----- Given records -----
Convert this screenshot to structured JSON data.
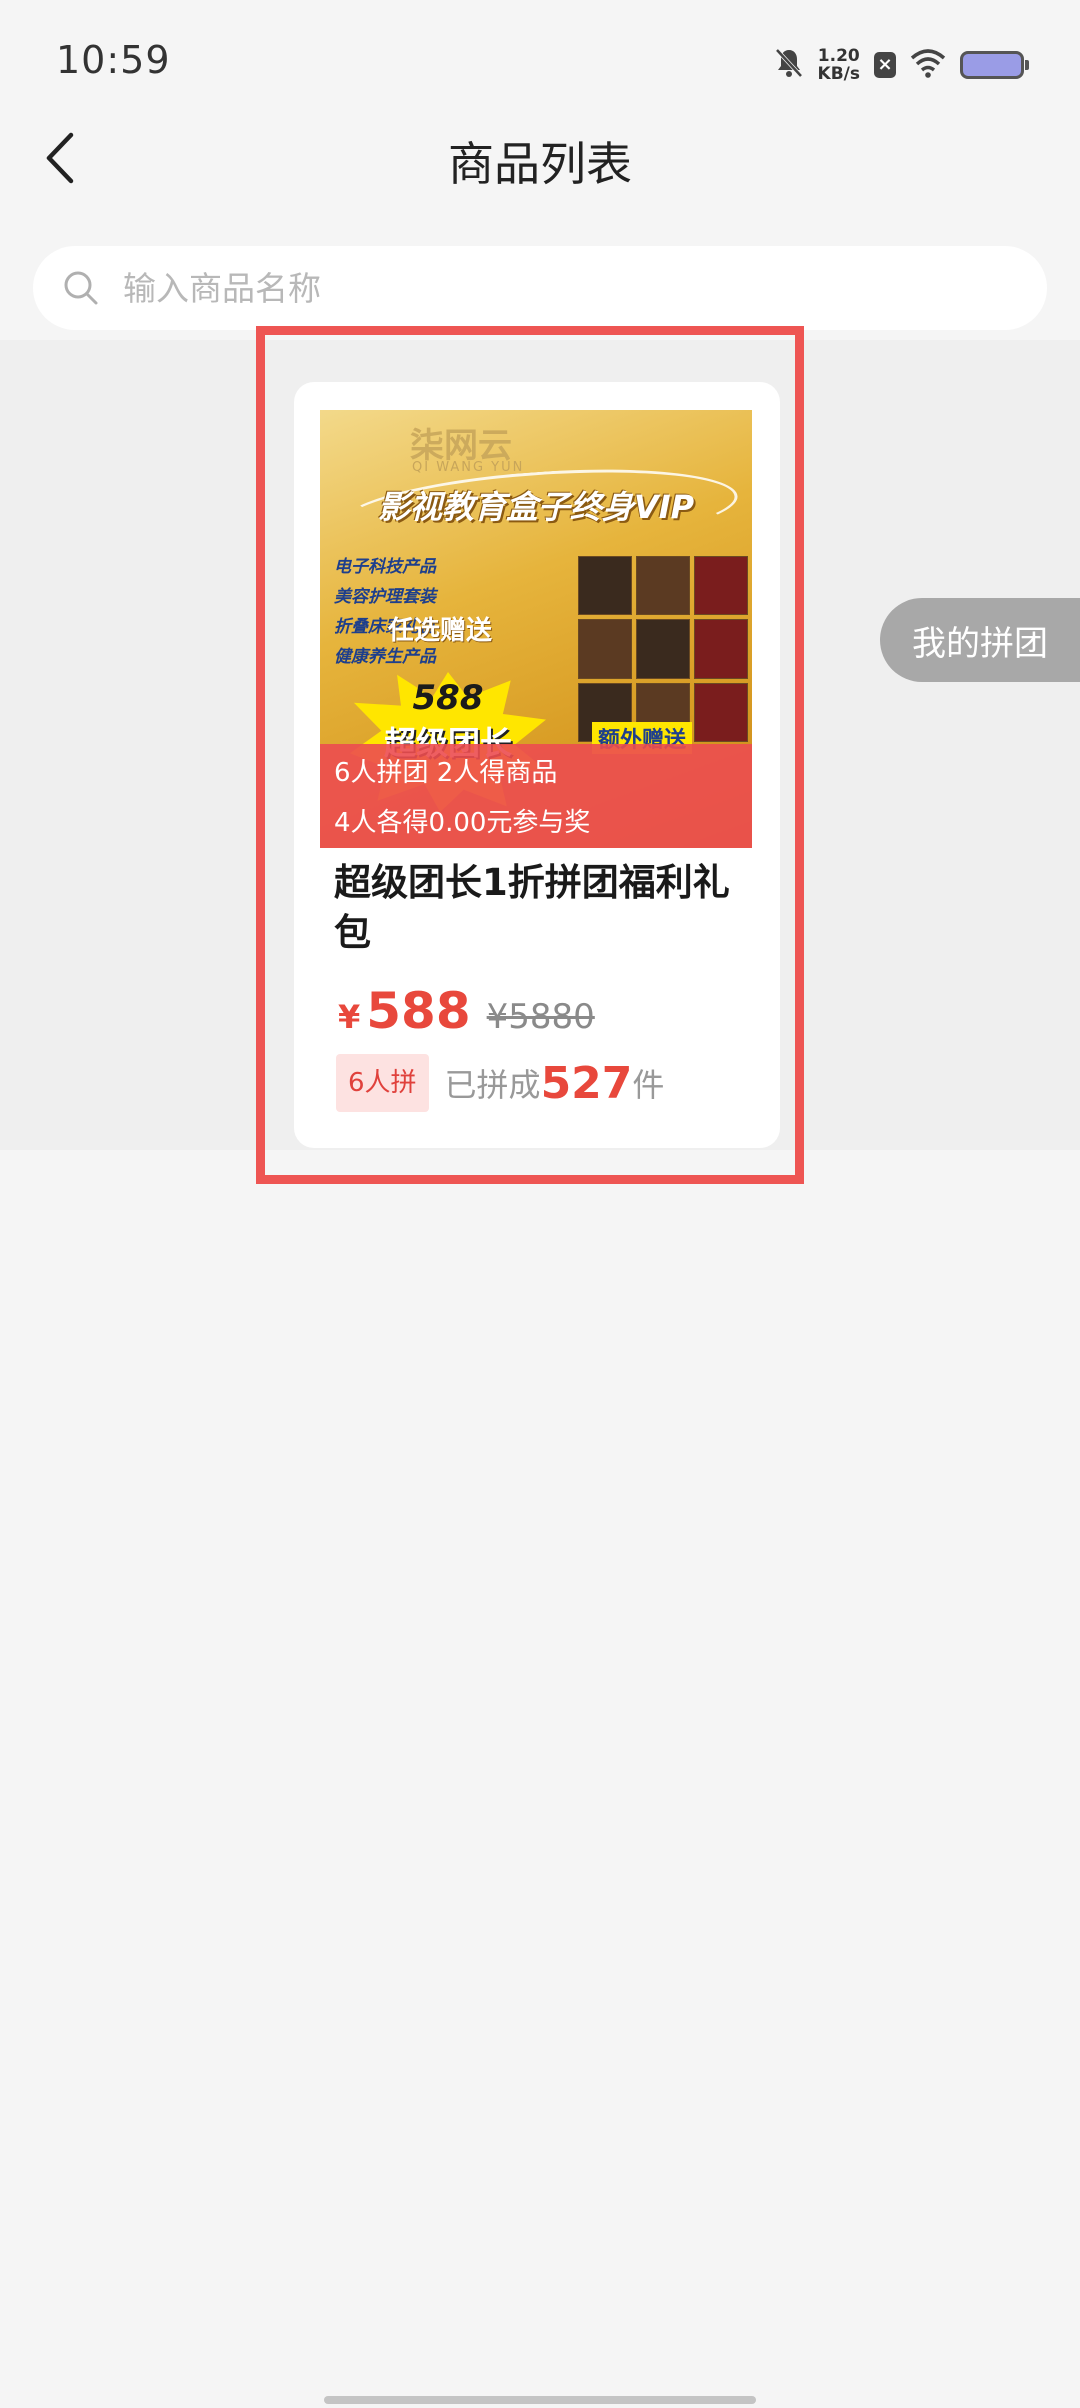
{
  "status_bar": {
    "time": "10:59",
    "net_speed_value": "1.20",
    "net_speed_unit": "KB/s",
    "icons": [
      "bell-off-icon",
      "x-badge-icon",
      "wifi-icon",
      "battery-icon"
    ]
  },
  "nav": {
    "title": "商品列表",
    "back_icon": "chevron-left-icon"
  },
  "search": {
    "placeholder": "输入商品名称",
    "value": ""
  },
  "product": {
    "image_overlay_line1": "6人拼团 2人得商品",
    "image_overlay_line2": "4人各得0.00元参与奖",
    "image_text": {
      "logo": "柒网云",
      "logo_sub": "QI WANG YUN",
      "banner": "影视教育盒子终身VIP",
      "tags": [
        "电子科技产品",
        "美容护理套装",
        "折叠床家礼盒",
        "健康养生产品"
      ],
      "gift": "任选赠送",
      "burst_number": "588",
      "burst_text": "超级团长",
      "extra": "额外赠送"
    },
    "name": "超级团长1折拼团福利礼包",
    "currency": "¥",
    "price": "588",
    "original_price": "¥5880",
    "group_badge": "6人拼",
    "sold_prefix": "已拼成",
    "sold_count": "527",
    "sold_unit": "件"
  },
  "floating": {
    "my_group_label": "我的拼团"
  },
  "colors": {
    "accent": "#e8483c",
    "highlight_frame": "#ee5553",
    "background": "#f5f5f5",
    "floating_button": "#a8a8a8"
  }
}
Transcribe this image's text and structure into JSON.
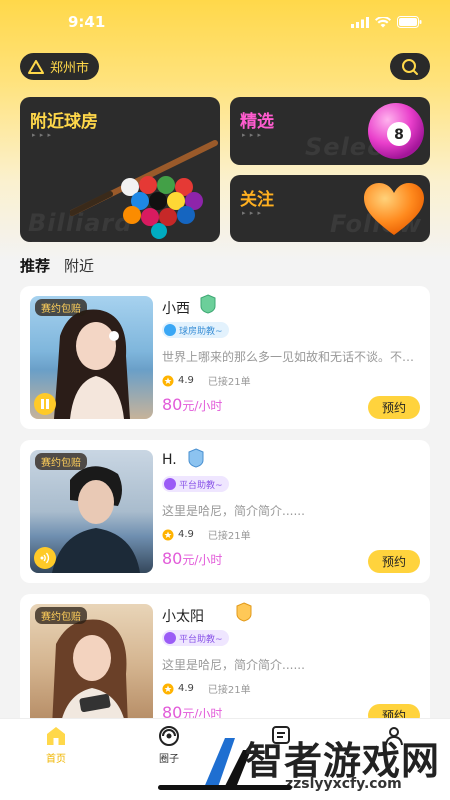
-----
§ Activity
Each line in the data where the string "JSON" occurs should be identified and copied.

§ Response for this exercise
Convert this screenshot to structured JSON data.
Transcribe this image's text and structure into JSON.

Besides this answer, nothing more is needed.